5. Experimental Canvas Features
Experimental Canvas Features allow the Chrome to make use of opaque canvases to increase the loading times and improve performance.
To enable experimental canvas features:
1. Go to “chrome://flags/#enable-experimental-canvas-features.
2. Click on Enable and then Relaunch Now button.
6. Fast Tab/Window Close
The Fast Tab/Window Close option escalates the response time of the browser when a user tries to close tabs or windows. Enabling this feature runs a tab’s onUnload.js handler autonomously of the graphical interface and speeds up the closing process.
To enable fast tab/window close feature:
1. Type “chrome://flags/#enable-fast-unload” in the address bar.

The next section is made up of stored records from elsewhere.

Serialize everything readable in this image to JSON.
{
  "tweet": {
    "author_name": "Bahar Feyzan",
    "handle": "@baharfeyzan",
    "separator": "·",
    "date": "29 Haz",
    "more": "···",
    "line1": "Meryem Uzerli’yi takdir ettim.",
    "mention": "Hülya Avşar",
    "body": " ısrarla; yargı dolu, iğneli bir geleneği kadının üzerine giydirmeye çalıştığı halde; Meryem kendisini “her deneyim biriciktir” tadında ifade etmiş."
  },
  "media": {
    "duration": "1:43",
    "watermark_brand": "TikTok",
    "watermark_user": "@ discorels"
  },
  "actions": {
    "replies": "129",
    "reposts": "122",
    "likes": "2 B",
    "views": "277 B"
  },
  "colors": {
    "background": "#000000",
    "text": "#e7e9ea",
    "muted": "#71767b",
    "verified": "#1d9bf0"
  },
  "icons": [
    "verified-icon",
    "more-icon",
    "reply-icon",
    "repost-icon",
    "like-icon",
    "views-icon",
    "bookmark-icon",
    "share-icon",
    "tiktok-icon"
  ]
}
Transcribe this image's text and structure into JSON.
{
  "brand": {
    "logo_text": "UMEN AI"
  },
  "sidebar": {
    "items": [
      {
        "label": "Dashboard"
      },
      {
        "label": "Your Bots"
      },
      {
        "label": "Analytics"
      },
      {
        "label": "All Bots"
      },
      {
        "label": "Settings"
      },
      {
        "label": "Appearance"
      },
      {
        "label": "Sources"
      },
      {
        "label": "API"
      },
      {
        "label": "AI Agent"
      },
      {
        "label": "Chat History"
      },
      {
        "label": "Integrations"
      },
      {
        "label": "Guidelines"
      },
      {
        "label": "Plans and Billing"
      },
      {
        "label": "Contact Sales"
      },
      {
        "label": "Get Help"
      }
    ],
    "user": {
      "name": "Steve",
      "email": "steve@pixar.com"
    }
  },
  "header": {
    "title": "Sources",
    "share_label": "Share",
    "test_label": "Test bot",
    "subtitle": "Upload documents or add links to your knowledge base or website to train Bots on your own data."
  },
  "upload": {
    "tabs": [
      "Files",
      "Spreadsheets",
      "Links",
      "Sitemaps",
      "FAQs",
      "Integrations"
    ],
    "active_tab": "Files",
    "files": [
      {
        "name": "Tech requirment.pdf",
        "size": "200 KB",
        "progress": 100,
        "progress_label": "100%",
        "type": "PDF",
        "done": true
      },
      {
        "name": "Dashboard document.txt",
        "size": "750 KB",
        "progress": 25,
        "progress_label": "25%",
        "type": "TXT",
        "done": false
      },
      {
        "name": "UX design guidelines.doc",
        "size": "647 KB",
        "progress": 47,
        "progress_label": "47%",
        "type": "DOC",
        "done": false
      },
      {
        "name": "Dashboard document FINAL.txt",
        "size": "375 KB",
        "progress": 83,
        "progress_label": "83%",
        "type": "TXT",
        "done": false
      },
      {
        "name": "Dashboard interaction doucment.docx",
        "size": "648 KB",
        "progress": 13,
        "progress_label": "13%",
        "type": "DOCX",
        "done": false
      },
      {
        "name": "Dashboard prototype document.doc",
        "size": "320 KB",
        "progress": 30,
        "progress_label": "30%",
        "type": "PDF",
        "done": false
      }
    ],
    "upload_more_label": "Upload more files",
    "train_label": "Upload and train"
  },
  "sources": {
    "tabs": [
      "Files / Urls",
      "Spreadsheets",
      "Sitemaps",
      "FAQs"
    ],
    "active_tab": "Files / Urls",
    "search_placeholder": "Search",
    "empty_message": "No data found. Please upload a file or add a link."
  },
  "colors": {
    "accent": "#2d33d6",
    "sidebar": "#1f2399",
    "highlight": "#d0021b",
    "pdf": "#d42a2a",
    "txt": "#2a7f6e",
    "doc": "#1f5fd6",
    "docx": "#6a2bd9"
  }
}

2. Click on Enable and then Relaunch Now button.
7. Scroll Prediction
Scroll Prediction feature tells the Chrome browser to foresee the finger’s future position during scrolls allowing the engine to render the frame before the page is scrolled again.
To enable Scroll Prediction:
1. Type “chrome://flags/#enable-scroll-prediction” in the location bar.
2. Click on Enable and then Relaunch Now.
8. Maximum Tiles
Maximum Tiles refers to the tiles for interest area. Increasing the maximum number of tiles allows Chrome to show more tiles based on your interests or browsing history, which lets you to quickly open a new website from the interest area.
To increase the number Maximum Tiles:
1. Go to “chrome://flags/#max-tiles-for-interest-area” in your browser.
2. Select 512 from the dropdown. Click Relaunch Now.
9. Raster Threads
Raster Threads are responsible for rendering images in Chrome. Increasing the number of raster threads enhances the image rendering time, and thus impacts page loading time.
To increase the number of raster threads:
1. Open “chrome://flags/#num-raster-threads” in Chrome.
2. Choose 4 from the dropdown menu and click Relaunch Now.
10. Answers in Suggest
The “Answers in Suggest” feature allows Chrome to show responses to certain kind of queries (mostly questions) directly in the Omnibox’s suggestion list. You will no longer have to wait for the page to load to see answers for your queries, once you enable this feature.
To enable Answers in Suggest:
1. Type “chrome://flags/#answers-in-suggest” in the location bar.
2. Choose Enabled from the dropdown. Click Relaunch Now button.
11. Simple Cache for HTTP
Simple Cache is the new caching device for Google Chrome. Depending on the filesystem for space allocation, it works better than the old caching system.
To enable Simple Cache:
1. Go to “chrome://flags/#enable-simple-cache-backend” in your browser.
2. Select Enabled from the dropdown. Click Relaunch Now button.